UDM chief whip in the municipality, Usivile Mboneli, said the tender was R16-million for 320 hawker stalls and the contractor was paid in full. He said this was flagged by the Auditor General.

He named the contractor as Loyiso Engineers. “He defends himself by saying that he delivered the stalls and invoices are a proof of that,” said Mboneli.

“This is a very sad situation because the lawyers are also going to take more money from the municipality.”

We could not reach Loyiso Engineers for comment.

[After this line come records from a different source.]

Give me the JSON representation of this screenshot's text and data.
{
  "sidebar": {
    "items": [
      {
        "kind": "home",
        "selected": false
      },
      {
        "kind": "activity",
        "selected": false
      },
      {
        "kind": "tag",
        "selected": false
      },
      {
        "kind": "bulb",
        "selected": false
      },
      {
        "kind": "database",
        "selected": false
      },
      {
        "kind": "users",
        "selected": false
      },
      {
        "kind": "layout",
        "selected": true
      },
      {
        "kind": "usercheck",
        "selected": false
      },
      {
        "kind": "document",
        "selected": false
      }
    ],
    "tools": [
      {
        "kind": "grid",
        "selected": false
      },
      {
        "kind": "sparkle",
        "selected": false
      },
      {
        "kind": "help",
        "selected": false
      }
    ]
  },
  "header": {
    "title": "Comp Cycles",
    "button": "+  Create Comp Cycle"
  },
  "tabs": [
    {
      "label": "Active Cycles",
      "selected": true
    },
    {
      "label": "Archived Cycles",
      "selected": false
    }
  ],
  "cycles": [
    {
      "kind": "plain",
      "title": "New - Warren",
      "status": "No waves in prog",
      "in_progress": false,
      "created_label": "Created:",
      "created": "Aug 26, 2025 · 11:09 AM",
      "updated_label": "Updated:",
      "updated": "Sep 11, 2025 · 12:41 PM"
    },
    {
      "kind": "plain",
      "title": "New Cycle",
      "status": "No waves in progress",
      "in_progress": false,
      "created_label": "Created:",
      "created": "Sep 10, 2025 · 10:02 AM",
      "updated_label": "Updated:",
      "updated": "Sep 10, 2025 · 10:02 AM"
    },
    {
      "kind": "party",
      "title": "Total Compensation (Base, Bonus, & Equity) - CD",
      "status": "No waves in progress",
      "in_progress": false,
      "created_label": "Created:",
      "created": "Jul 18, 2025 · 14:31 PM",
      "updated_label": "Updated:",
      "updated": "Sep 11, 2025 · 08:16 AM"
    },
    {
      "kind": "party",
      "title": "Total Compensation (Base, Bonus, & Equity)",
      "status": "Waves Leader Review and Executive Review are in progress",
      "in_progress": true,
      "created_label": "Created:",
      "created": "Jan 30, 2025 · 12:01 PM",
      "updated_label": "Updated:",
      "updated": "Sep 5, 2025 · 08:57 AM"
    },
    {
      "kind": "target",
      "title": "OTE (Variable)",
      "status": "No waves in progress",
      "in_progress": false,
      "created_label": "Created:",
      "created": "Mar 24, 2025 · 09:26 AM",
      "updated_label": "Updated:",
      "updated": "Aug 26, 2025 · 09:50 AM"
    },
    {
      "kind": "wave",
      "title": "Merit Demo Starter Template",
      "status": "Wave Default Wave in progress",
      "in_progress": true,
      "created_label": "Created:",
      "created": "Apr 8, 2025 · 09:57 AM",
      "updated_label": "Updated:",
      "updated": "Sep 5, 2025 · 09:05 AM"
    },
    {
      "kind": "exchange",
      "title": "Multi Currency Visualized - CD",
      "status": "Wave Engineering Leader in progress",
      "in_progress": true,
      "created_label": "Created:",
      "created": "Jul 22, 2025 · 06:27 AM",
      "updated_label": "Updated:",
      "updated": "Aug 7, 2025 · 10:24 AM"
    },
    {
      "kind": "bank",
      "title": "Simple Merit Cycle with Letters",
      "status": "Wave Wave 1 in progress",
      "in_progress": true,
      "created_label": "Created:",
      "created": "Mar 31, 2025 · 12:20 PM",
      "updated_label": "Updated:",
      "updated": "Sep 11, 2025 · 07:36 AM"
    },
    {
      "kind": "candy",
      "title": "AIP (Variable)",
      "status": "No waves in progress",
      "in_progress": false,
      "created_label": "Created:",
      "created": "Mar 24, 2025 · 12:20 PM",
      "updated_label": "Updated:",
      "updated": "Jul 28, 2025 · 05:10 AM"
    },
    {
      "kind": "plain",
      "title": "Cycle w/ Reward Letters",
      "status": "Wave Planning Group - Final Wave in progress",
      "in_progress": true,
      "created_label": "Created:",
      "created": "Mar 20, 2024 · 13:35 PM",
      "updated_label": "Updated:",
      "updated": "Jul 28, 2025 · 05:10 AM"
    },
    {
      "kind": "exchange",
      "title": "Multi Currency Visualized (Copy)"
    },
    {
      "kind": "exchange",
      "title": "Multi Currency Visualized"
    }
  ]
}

Mbhashe Local Municipality spokesperson Nomakhulu Dingane refused to name the contractor, saying this was due to the POPI Act. She refused to give any details, claiming the matter is sub judice (before a court). She confirmed that the matter is not yet in court, but lawyers have been briefed.

But the POPI Act contains no provisions preventing the municipality from disclosing the names of contractors. Nor does the matter being sub judice prevent the contractor being named or their contact details being provided.

A review by the municipality of its 2016 Integrated Development Plan gives a budget of R18-million for hawker stalls in Dutywa, R3.77-million for Xhorha and R1.2-million for Willowavale. It also reflects R7-million spent by 2017 on this. The project was funded by a Municipal Infrastructure Grant starting in 2014/15.

Hawkers in Dutywa complained that law enforcement had confiscated their wares. They said they were denied permits but they are determined to stay put.

Siyabonga Menani, who sells buckets and dustbins, said that twice in 2021 his wares were taken and he did not have the R500 the municipality demanded for their release. He tried selling again in 2022. He borrowed money from friends and managed to buy stock, but his goods were once again confiscated.

Hawkers’ steering committee member Zoliswa Ndlebe said the municipality “must give us our stores or let us sell where we want”.

“They keep on confiscating our items. It is enough … We will move from the N2, but only once all hawkers stalls are built,” she said.